"Papel Prensa is the only company that produces newsprint in this country," Fernandez said, "and it's a vertically integrated monopoly. It determines who it sells to, how much it sells and at what price. And so yes, whoever controls it controls the written word in the Republic of Argentina."

Fernandez presented the conclusions of a government investigation of Papel Prensa's history and economic activities — some 23,000 pages in all, stacked in large piles on a table beside her podium — and said her human rights secretary would send it to the justice system for consideration of rights charges against owners of the two media companies.

She further said she would propose legislation declaring newsprint supply to be a matter of national interest, subject to government regulation that guarantees equal and fair distribution to all of Argentina's newspapers. Papel Prensa sells newsprint to more than 130 clients across the country.

And she said the executive branch would invest to develop enough newsprint domestically to supply all the country's needs. "This product should not be imported," she said.

Since the 1976-83 dictatorship, Papel Prensa has been jointly owned in roughly three equal shares between Clarin, La Nacion and Argentina's government — now Fernandez's leftist administration that is pushing prosecutions of crimes against humanity committed by the military junta.

Human rights groups, which have a prominent role in the government, accuse La Nacion and Clarin of being conspicuously silent about "dirty war" crimes committed against leftists and other opponents of the dictatorship.

Fernandez said the newspapers obtained Papel Prensa through a forced sale in 1976 at a time when the military junta was doing all it could to destroy the company's owner, David Graiver, a prominent banker who was secretly supporting the leftist Montonero guerrillas at the time.

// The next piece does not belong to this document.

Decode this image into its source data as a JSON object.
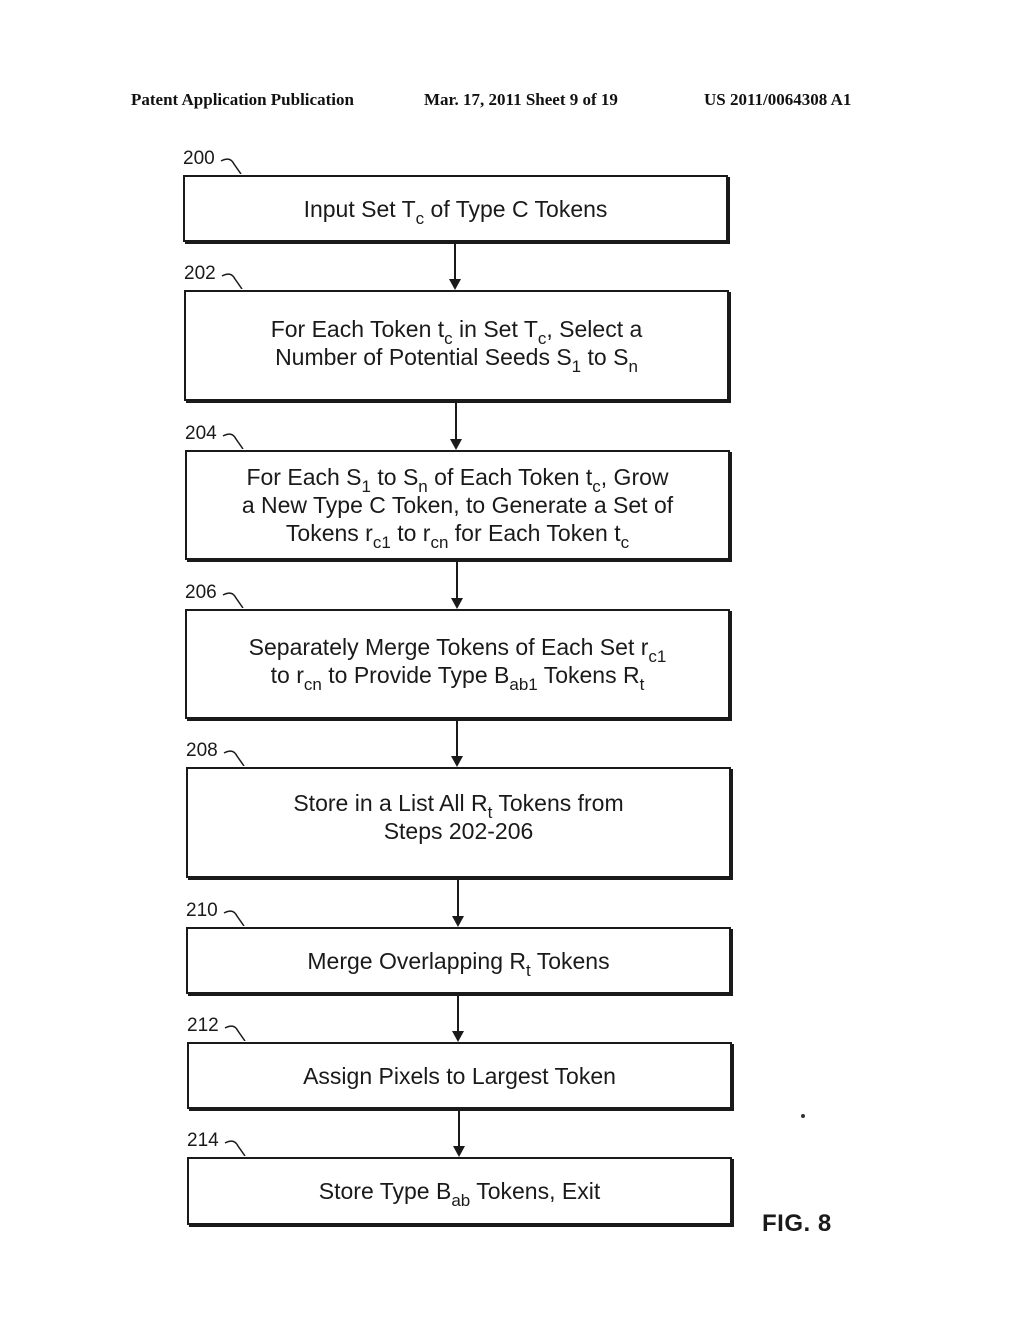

Graiver died in a suspicious plane crash, sending his company into bankruptcy and leaving his widow, Lidia Papaleo, and parents to face the dictators.

"And five days after she signed (the papers selling the company), she was detained. And during her detention, she was raped, tortured, beaten in the head. The same luck was suffered by her in-laws and other members of their company," the president said. "They had been forced to sell — and their detention was delayed so that the buyers could claim they obtained the company in good faith."

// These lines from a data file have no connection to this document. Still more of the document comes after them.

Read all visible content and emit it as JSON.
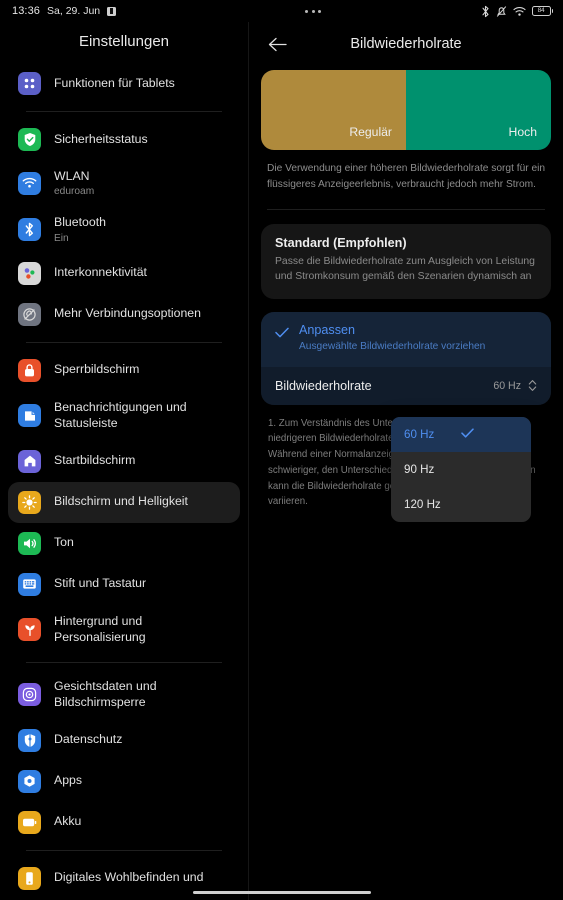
{
  "statusbar": {
    "time": "13:36",
    "date": "Sa, 29. Jun",
    "mini_icon": "screenshot-icon",
    "overflow_icon": "more-dots-icon",
    "icons": [
      "bluetooth-icon",
      "bell-muted-icon",
      "wifi-icon",
      "battery-icon"
    ],
    "battery_level": "84"
  },
  "sidebar": {
    "title": "Einstellungen",
    "items": [
      {
        "label": "Funktionen für Tablets",
        "sub": "",
        "icon": "tablet-features-icon",
        "icon_color": "#5b5fc7",
        "selected": false,
        "divider_after": true
      },
      {
        "label": "Sicherheitsstatus",
        "sub": "",
        "icon": "shield-check-icon",
        "icon_color": "#1db954",
        "selected": false,
        "divider_after": false
      },
      {
        "label": "WLAN",
        "sub": "eduroam",
        "icon": "wifi-icon",
        "icon_color": "#2f7de1",
        "selected": false,
        "divider_after": false
      },
      {
        "label": "Bluetooth",
        "sub": "Ein",
        "icon": "bluetooth-icon",
        "icon_color": "#2f7de1",
        "selected": false,
        "divider_after": false
      },
      {
        "label": "Interkonnektivität",
        "sub": "",
        "icon": "interconnect-icon",
        "icon_color": "#d8d8d8",
        "selected": false,
        "divider_after": false
      },
      {
        "label": "Mehr Verbindungsoptionen",
        "sub": "",
        "icon": "more-connections-icon",
        "icon_color": "#6f7480",
        "selected": false,
        "divider_after": true
      },
      {
        "label": "Sperrbildschirm",
        "sub": "",
        "icon": "lock-icon",
        "icon_color": "#e8502a",
        "selected": false,
        "divider_after": false
      },
      {
        "label": "Benachrichtigungen und Statusleiste",
        "sub": "",
        "icon": "notifications-icon",
        "icon_color": "#2f7de1",
        "selected": false,
        "divider_after": false
      },
      {
        "label": "Startbildschirm",
        "sub": "",
        "icon": "home-icon",
        "icon_color": "#6b63d8",
        "selected": false,
        "divider_after": false
      },
      {
        "label": "Bildschirm und Helligkeit",
        "sub": "",
        "icon": "brightness-icon",
        "icon_color": "#e8a81c",
        "selected": true,
        "divider_after": false
      },
      {
        "label": "Ton",
        "sub": "",
        "icon": "speaker-icon",
        "icon_color": "#1db954",
        "selected": false,
        "divider_after": false
      },
      {
        "label": "Stift und Tastatur",
        "sub": "",
        "icon": "keyboard-icon",
        "icon_color": "#2f7de1",
        "selected": false,
        "divider_after": false
      },
      {
        "label": "Hintergrund und Personalisierung",
        "sub": "",
        "icon": "wallpaper-icon",
        "icon_color": "#e8502a",
        "selected": false,
        "divider_after": true
      },
      {
        "label": "Gesichtsdaten und Bildschirmsperre",
        "sub": "",
        "icon": "face-unlock-icon",
        "icon_color": "#7b5de0",
        "selected": false,
        "divider_after": false
      },
      {
        "label": "Datenschutz",
        "sub": "",
        "icon": "privacy-icon",
        "icon_color": "#2f7de1",
        "selected": false,
        "divider_after": false
      },
      {
        "label": "Apps",
        "sub": "",
        "icon": "apps-icon",
        "icon_color": "#2f7de1",
        "selected": false,
        "divider_after": false
      },
      {
        "label": "Akku",
        "sub": "",
        "icon": "battery-icon",
        "icon_color": "#e8a81c",
        "selected": false,
        "divider_after": true
      },
      {
        "label": "Digitales Wohlbefinden und",
        "sub": "",
        "icon": "wellbeing-icon",
        "icon_color": "#e8a81c",
        "selected": false,
        "divider_after": false
      }
    ]
  },
  "detail": {
    "back_icon": "back-arrow-icon",
    "title": "Bildwiederholrate",
    "banner": {
      "left_label": "Regulär",
      "right_label": "Hoch",
      "left_color": "#af8a3c",
      "right_color": "#00916e"
    },
    "note": "Die Verwendung einer höheren Bildwiederholrate sorgt für ein flüssigeres Anzeigeerlebnis, verbraucht jedoch mehr Strom.",
    "standard_card": {
      "title": "Standard (Empfohlen)",
      "subtitle": "Passe die Bildwiederholrate zum Ausgleich von Leistung und Stromkonsum gemäß den Szenarien dynamisch an"
    },
    "custom_option": {
      "title": "Anpassen",
      "subtitle": "Ausgewählte Bildwiederholrate vorziehen",
      "check_icon": "check-icon",
      "accent_color": "#4f8ef0"
    },
    "rate_row": {
      "label": "Bildwiederholrate",
      "value": "60 Hz",
      "stepper_icon": "chevron-updown-icon"
    },
    "fineprint": "1. Zum Verständnis des Unterschieds werden Videos mit niedrigeren Bildwiederholrate wiedergegeben und abgespielt. Während einer Normalanzeige ist es möglicherweise schwieriger, den Unterschied zu erkennen. 2. In einigen Fällen kann die Bildwiederholrate gemäß der angezeigten Elemente variieren.",
    "dropdown": {
      "options": [
        {
          "label": "60 Hz",
          "selected": true
        },
        {
          "label": "90 Hz",
          "selected": false
        },
        {
          "label": "120 Hz",
          "selected": false
        }
      ],
      "check_icon": "check-icon"
    }
  },
  "nav_handle": "home-indicator"
}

The owners of La Nacion and Clarin denied participating in any crime against humanity, saying that Papaleo freely sold the company to emerge from bankruptcy before beginning her long jail term and that she never formally alleged any forced sale or fraud after Argentina recovered its democracy.

"Never, in 27 years of democracy, has Papel Prensa faced an administrative or judicial question about its origin," they said in a joint statement earlier Tuesday.

After Fernandez's broadcast, Clarin ran a headline quoting an opposition lawmaker as saying "Today the government crossed the line between democracy and authoritarianism." A headline in La Nacion declared: "The President wants an official press."

The brother of Graiver's widow said that she did not plan to comment Tuesday, but that she supports the allegation the newspaper groups conspired with the junta to seize the company. Osvaldo Papaleo said in a radio interviews that his sister hadn't come forward previously out of fear and feels this is the first government to promise her protection.

Attorney Alberto Gonzalez Arzac, who helped prepare the report displayed by Fernandez, opened the national address by declaring that the Graivers "suffered death threats, illegal pressure, kidnappings, illegal detention in clandestine places, the seizure of their property and torture."

"It has been conclusively verified that the newspapers acted illegally as participants in the transfer of stock, and shows that the truth about Papel Prensa has surfaced in an undeniable manner," he said.